sail-world.com -- America's Cup: 1983 was the game breaker - New video - Updated
America's Cup: 1983 was the game breaker - New video - Updated
Wed, 14 Aug 2013
Maritime Productions presents the second of the trailers for its video library of America's Cup and other sailing video, available on a rent to view basis.
As Bob Fisher describes below, the 1983 America's Cup was a game breaker in every sense of the word.
Not only did Australia II break the longest winning streak in sports history, but their story became an inspiration for the Australian nation and the sailing world.
Their story came close to having the usual America's Cup ending, of running close - but being able to snatch defeat from the jaws of victory. Instead a whole new crop of characters made their mark on sailing history, John Bertrand, Ben Lexcen, Alan Bond, Warren Jones, and the whole of the sailing and shore crews, as they took on the might and experience of the New York Yacht Club on their home waters.
Rated as one of the great events in Australian history, let alone sports history, this was an event that made a nation believe in itself.
Revisit the good times, to hear and see all the great moments and characters of the era - just rent the video.
You can see a free preview below, along with some of Paul Darling's great images from the victory and its aftermath.
Click here?nid=113142 to go to the Maritime Production's library, or on the banner at the bottom of this story.
When the gun on Black Knight fired to announce the finish of the race, pandemonium let loose in the spectator fleet.
Sirens, hooters, whistles and cheering were deafening while the relief aboard Australia II was marked by 11 men punching the air in triumph. The 41 seconds that elapsed before Liberty crossed seemed like eternity, probably more so to those aboard the red boat. The longest winning streak in international sport had come to an end - after 132 years of tenure by the New York Yacht Club, the cup was to go to Western Australia, to the Royal Perth Yacht Club.
Aboard Black Swan, Alan Bond and Ben Lexcen were delirious with joy. They soon motored to Australia II, jumping on board to join a crew that had changed the face of history. For Bond and Lexcen it was the end of a 12-year assault on the Holy Grail of yachting.
Back in Newport, Dennis Conner was left to face the press, in the Armory, alone. 'I was reminded of Robert Browning’s The Patriot, that poem which begins, ‘It was roses, roses all the way.’ For Browning’s Pathot the world was his oyster, ‘a year ago on this very day.’ For DC the period was three years, from those joyous scenes he enjoyed after Freedom had beaten Australia.
Browning’s Patriot was off to the scaffold; so much had popular opinion turned against him. DC might have been too, if only metaphorically, had the O & C [Old and Crusty] of the NYYC had their wish. One does feel that they could have rallied round their man somewhat when the chips were down

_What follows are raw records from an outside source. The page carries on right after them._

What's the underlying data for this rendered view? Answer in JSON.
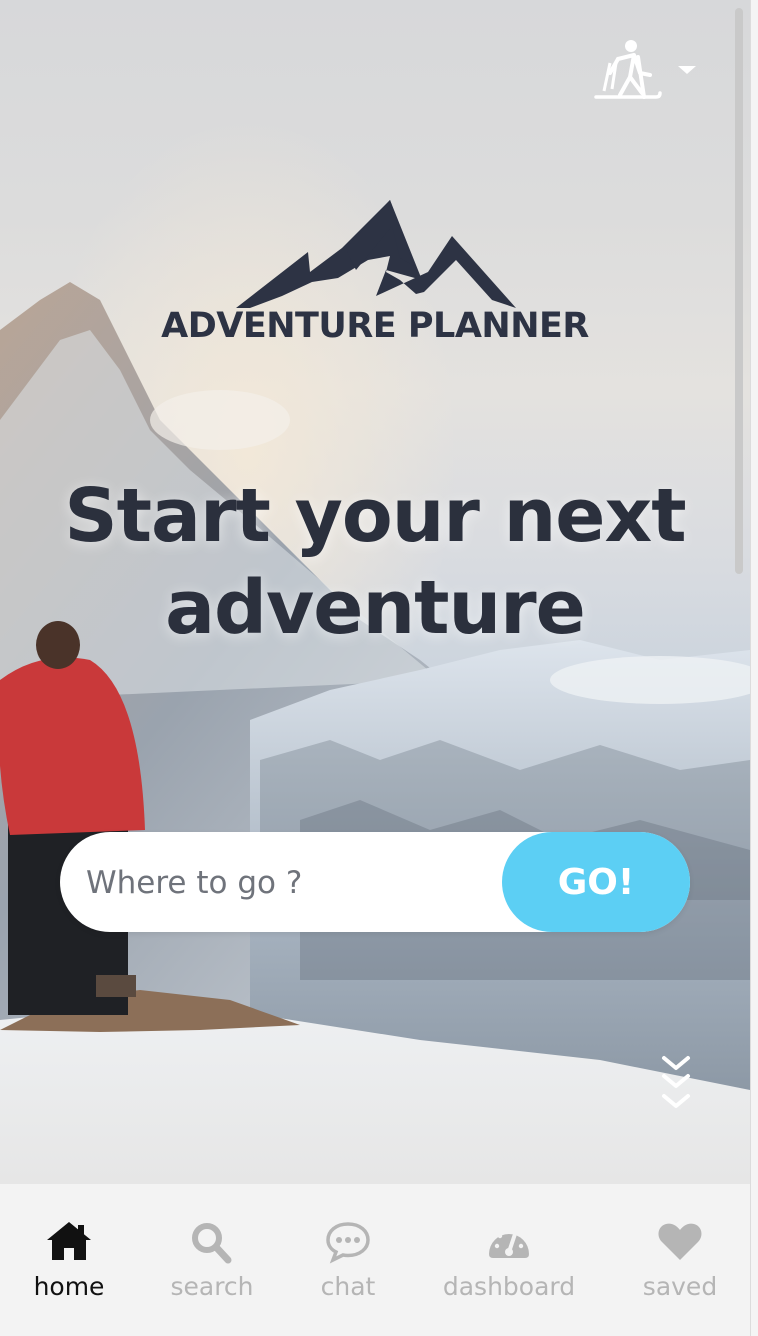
{
  "brand": {
    "name": "ADVENTURE PLANNER"
  },
  "user_menu": {
    "icon": "hiker-icon",
    "dropdown_icon": "caret-down-icon"
  },
  "hero": {
    "headline_line1": "Start your next",
    "headline_line2": "adventure"
  },
  "search": {
    "placeholder": "Where to go ?",
    "value": "",
    "button_label": "GO!"
  },
  "scroll_hint": {
    "icon": "chevrons-down-icon"
  },
  "nav": {
    "items": [
      {
        "label": "home",
        "icon": "home-icon",
        "active": true
      },
      {
        "label": "search",
        "icon": "search-icon",
        "active": false
      },
      {
        "label": "chat",
        "icon": "chat-icon",
        "active": false
      },
      {
        "label": "dashboard",
        "icon": "dashboard-icon",
        "active": false
      },
      {
        "label": "saved",
        "icon": "heart-icon",
        "active": false
      }
    ]
  },
  "colors": {
    "accent": "#5ccff4",
    "text_dark": "#2b303d",
    "nav_active": "#111111",
    "nav_inactive": "#b5b5b5"
  }
}
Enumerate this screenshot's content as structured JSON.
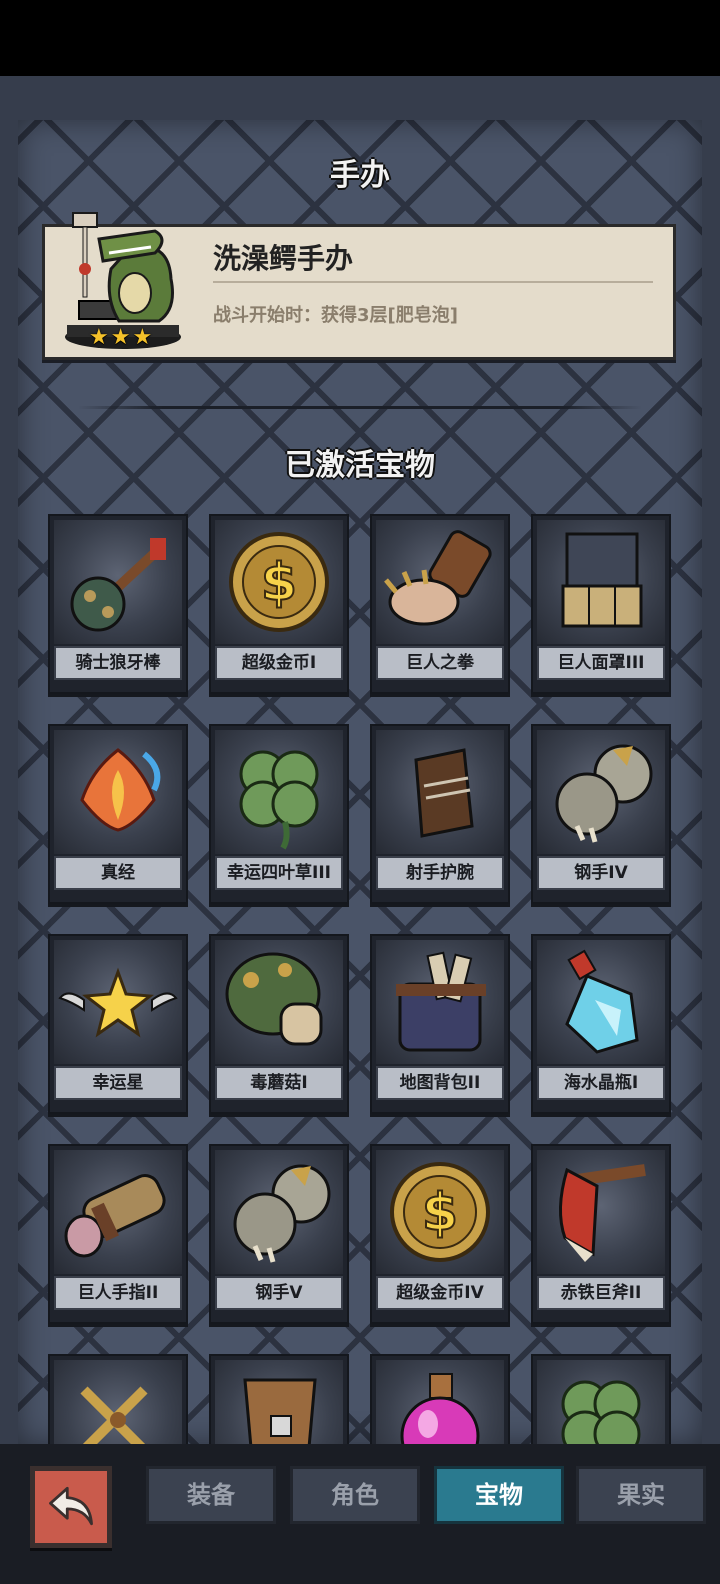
{
  "figure_section": {
    "title": "手办",
    "figure_name": "洗澡鳄手办",
    "figure_desc": "战斗开始时：获得3层[肥皂泡]",
    "stars": 3,
    "star_glyph": "★"
  },
  "treasure_section": {
    "title": "已激活宝物",
    "items": [
      {
        "label": "骑士狼牙棒",
        "icon": "mace-icon"
      },
      {
        "label": "超级金币I",
        "icon": "gold-coin-icon"
      },
      {
        "label": "巨人之拳",
        "icon": "giant-fist-icon"
      },
      {
        "label": "巨人面罩III",
        "icon": "giant-mask-icon"
      },
      {
        "label": "真经",
        "icon": "flame-lotus-icon"
      },
      {
        "label": "幸运四叶草III",
        "icon": "four-leaf-clover-icon"
      },
      {
        "label": "射手护腕",
        "icon": "archer-bracer-icon"
      },
      {
        "label": "钢手IV",
        "icon": "steel-gauntlet-icon"
      },
      {
        "label": "幸运星",
        "icon": "winged-star-icon"
      },
      {
        "label": "毒蘑菇I",
        "icon": "poison-mushroom-icon"
      },
      {
        "label": "地图背包II",
        "icon": "map-backpack-icon"
      },
      {
        "label": "海水晶瓶I",
        "icon": "sea-crystal-bottle-icon"
      },
      {
        "label": "巨人手指II",
        "icon": "giant-finger-icon"
      },
      {
        "label": "钢手V",
        "icon": "steel-gauntlet-icon"
      },
      {
        "label": "超级金币IV",
        "icon": "gold-coin-icon"
      },
      {
        "label": "赤铁巨斧II",
        "icon": "red-axe-icon"
      },
      {
        "label": "",
        "icon": "golden-scissors-icon"
      },
      {
        "label": "",
        "icon": "wooden-shield-icon"
      },
      {
        "label": "",
        "icon": "pink-potion-icon"
      },
      {
        "label": "",
        "icon": "four-leaf-clover-icon"
      }
    ]
  },
  "tabs": {
    "equipment": "装备",
    "character": "角色",
    "treasure": "宝物",
    "fruit": "果实",
    "active": "宝物"
  }
}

'At the press conference, Conner was red-eyed and on the edge of control. This man who seemed so emotionless, this man who wanted no excuse to lose spoke about his loss with difficulty, yet with dignity. 'Today, Australia II was just a better boat. And they beat us. And we have no excuses. So I’d like at this point to congratulate Alan Bond and Australia II on their superb effort over the summer. They proved that they were an outstanding boat, and today was their day'.
'He pressed on even as his voice began to lose its way. 'However, I’d like to point out that our guys did a great job of hanging in there in conditions that in the past have proven to be awfully good for Australia II, so I’m proud of them. And I’d like to thank all of you for your support over the summer.' He ended by saying America had nothing to be ashamed of.

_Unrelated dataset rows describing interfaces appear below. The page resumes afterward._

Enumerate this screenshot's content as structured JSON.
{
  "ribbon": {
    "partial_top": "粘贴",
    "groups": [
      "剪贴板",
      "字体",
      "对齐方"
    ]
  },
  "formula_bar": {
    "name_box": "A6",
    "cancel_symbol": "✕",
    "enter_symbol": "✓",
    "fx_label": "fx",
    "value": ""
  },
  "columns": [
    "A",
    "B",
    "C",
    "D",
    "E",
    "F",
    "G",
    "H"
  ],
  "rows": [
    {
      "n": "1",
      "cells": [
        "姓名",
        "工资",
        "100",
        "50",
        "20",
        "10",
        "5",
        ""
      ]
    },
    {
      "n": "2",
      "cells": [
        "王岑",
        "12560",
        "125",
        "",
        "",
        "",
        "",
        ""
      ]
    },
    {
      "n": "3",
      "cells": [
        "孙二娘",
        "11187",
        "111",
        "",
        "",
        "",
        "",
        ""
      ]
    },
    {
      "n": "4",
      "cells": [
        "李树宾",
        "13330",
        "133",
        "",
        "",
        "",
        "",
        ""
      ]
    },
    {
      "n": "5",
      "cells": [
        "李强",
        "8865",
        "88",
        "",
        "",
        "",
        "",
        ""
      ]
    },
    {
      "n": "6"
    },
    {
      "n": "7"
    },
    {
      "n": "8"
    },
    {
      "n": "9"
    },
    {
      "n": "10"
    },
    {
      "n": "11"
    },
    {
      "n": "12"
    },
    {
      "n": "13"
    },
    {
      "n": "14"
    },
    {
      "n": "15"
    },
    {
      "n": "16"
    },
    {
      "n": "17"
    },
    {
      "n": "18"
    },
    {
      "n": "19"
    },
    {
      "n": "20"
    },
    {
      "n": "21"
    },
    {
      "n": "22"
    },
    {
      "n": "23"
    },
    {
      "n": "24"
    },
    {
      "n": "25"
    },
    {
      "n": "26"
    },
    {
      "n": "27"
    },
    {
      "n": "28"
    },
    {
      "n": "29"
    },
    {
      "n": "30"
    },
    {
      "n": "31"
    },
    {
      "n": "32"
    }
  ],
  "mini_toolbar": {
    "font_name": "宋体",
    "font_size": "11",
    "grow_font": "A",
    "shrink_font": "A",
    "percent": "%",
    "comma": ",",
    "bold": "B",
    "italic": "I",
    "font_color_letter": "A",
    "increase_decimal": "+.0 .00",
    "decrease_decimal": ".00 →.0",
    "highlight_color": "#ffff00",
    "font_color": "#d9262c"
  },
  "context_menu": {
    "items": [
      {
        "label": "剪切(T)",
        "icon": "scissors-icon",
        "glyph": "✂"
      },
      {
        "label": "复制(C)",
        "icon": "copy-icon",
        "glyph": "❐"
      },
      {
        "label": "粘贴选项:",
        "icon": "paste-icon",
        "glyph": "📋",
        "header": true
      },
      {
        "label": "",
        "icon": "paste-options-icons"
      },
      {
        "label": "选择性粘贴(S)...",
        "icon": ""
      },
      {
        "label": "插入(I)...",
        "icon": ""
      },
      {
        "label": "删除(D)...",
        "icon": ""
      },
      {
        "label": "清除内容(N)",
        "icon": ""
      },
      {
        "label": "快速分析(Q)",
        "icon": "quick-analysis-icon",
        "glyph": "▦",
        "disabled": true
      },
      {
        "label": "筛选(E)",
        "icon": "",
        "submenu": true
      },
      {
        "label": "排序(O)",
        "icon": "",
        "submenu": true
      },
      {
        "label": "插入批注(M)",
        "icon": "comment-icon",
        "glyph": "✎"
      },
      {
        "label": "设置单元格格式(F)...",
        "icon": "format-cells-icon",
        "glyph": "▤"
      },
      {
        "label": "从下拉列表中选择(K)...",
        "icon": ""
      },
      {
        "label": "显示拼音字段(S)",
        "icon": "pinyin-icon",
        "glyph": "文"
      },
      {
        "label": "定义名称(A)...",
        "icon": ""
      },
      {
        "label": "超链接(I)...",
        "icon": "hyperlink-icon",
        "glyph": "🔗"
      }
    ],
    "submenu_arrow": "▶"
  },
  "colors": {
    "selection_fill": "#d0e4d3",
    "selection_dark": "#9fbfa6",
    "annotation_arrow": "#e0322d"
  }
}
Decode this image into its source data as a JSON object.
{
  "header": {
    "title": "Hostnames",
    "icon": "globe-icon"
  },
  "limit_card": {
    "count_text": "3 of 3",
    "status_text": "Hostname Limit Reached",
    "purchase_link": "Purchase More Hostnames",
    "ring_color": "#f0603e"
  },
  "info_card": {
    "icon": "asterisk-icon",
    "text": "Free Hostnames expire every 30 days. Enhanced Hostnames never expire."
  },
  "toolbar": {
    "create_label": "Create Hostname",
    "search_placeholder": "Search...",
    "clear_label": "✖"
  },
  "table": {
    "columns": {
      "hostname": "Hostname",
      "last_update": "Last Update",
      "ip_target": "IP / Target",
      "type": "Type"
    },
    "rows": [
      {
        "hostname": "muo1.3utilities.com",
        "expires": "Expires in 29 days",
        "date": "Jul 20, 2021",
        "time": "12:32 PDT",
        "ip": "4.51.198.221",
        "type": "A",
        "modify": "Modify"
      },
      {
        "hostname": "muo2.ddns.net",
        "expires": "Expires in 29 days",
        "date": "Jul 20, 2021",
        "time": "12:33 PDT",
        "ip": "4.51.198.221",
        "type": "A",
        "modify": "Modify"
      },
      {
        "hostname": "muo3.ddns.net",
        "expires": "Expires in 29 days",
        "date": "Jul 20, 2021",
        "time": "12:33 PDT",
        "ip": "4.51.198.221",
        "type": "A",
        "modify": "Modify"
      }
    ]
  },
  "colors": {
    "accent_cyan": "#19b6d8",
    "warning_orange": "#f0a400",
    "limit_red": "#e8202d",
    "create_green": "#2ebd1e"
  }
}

Then Dennis Conner got up slowly and with his wife, Judy, disappeared into the Newport night:’
Maritime Production's exhaustive America’s Cup library includes the America3 Foundation Collection of 1992 and 1995 Louis Vuitton & America’s Cup, the exclusive collections of America’s Cup by John Biddle, The Cronkite Report, the Uhl Collection, the archives of the famed Mystic Seaport: The Museum of America and the Sea, at Mystic, Connecticut, as well as films acquired and produced by America’s Cup aficionado Keating, for over 25 years.
All of this material is now available for the first time in full High Definition (HD), most transferred from the original 16mm and 35mm film to HD by Peter Jackson’s state-of-art Park Road post-production laboratory in Wellington, New Zealand. Park Road’s credits include the 'Lord Of The Rings' trilogy, 'The Hobbit', 'King Kong' and 'District 9'.
Much of this material is part of the huge private America’s Cup collection of Mr. William I. Koch, America’s Cup Hall of Famer, who successfully defended the Auld Mug in 1992 with his ground-breaking IACC yacht, America3. Mr. Koch is lending a part of that unique collection to America’s Cup Events Authority for display in the America’s Cup Park throughout the 2013 America’s Cup event in San Francisco.